*** Opening of RECORDS FOR THIS EXERCISE ***

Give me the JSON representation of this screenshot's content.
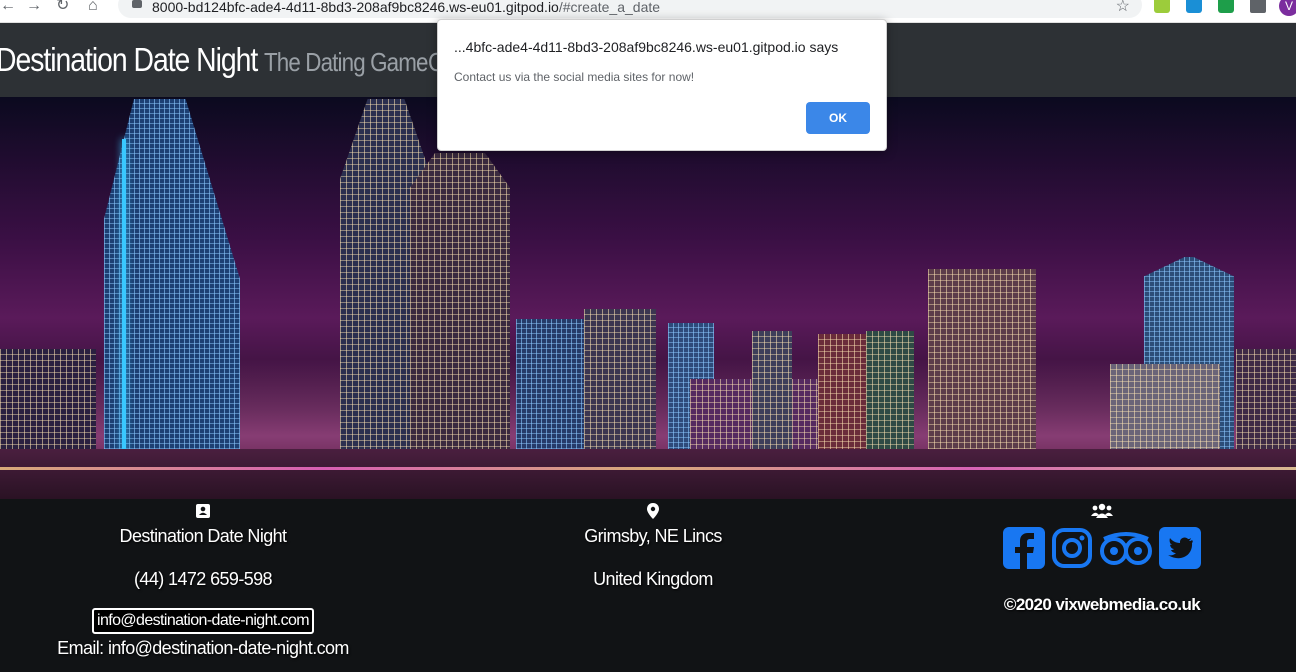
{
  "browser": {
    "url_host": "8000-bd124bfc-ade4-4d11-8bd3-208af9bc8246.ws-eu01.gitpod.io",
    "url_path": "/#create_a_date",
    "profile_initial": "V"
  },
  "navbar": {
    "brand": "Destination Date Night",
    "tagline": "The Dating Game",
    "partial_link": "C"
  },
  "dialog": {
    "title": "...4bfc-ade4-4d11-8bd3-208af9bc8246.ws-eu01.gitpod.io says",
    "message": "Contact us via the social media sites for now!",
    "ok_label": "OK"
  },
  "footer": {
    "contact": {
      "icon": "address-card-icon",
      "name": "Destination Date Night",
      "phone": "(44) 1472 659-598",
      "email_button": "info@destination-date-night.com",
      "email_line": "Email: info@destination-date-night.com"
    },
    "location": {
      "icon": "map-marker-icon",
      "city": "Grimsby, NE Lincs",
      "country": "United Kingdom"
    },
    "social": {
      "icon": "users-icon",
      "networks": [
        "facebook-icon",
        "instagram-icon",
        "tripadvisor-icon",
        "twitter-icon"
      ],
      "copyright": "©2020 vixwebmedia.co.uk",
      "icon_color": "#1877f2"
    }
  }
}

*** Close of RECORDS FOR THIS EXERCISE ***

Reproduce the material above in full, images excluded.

- [SOLUTION TO THE PROBLEM]:
Give me the JSON representation of this screenshot's content.
{
  "browser": {
    "url_host": "8000-bd124bfc-ade4-4d11-8bd3-208af9bc8246.ws-eu01.gitpod.io",
    "url_path": "/#create_a_date",
    "profile_initial": "V"
  },
  "navbar": {
    "brand": "Destination Date Night",
    "tagline": "The Dating Game",
    "partial_link": "C"
  },
  "dialog": {
    "title": "...4bfc-ade4-4d11-8bd3-208af9bc8246.ws-eu01.gitpod.io says",
    "message": "Contact us via the social media sites for now!",
    "ok_label": "OK"
  },
  "footer": {
    "contact": {
      "icon": "address-card-icon",
      "name": "Destination Date Night",
      "phone": "(44) 1472 659-598",
      "email_button": "info@destination-date-night.com",
      "email_line": "Email: info@destination-date-night.com"
    },
    "location": {
      "icon": "map-marker-icon",
      "city": "Grimsby, NE Lincs",
      "country": "United Kingdom"
    },
    "social": {
      "icon": "users-icon",
      "networks": [
        "facebook-icon",
        "instagram-icon",
        "tripadvisor-icon",
        "twitter-icon"
      ],
      "copyright": "©2020 vixwebmedia.co.uk",
      "icon_color": "#1877f2"
    }
  }
}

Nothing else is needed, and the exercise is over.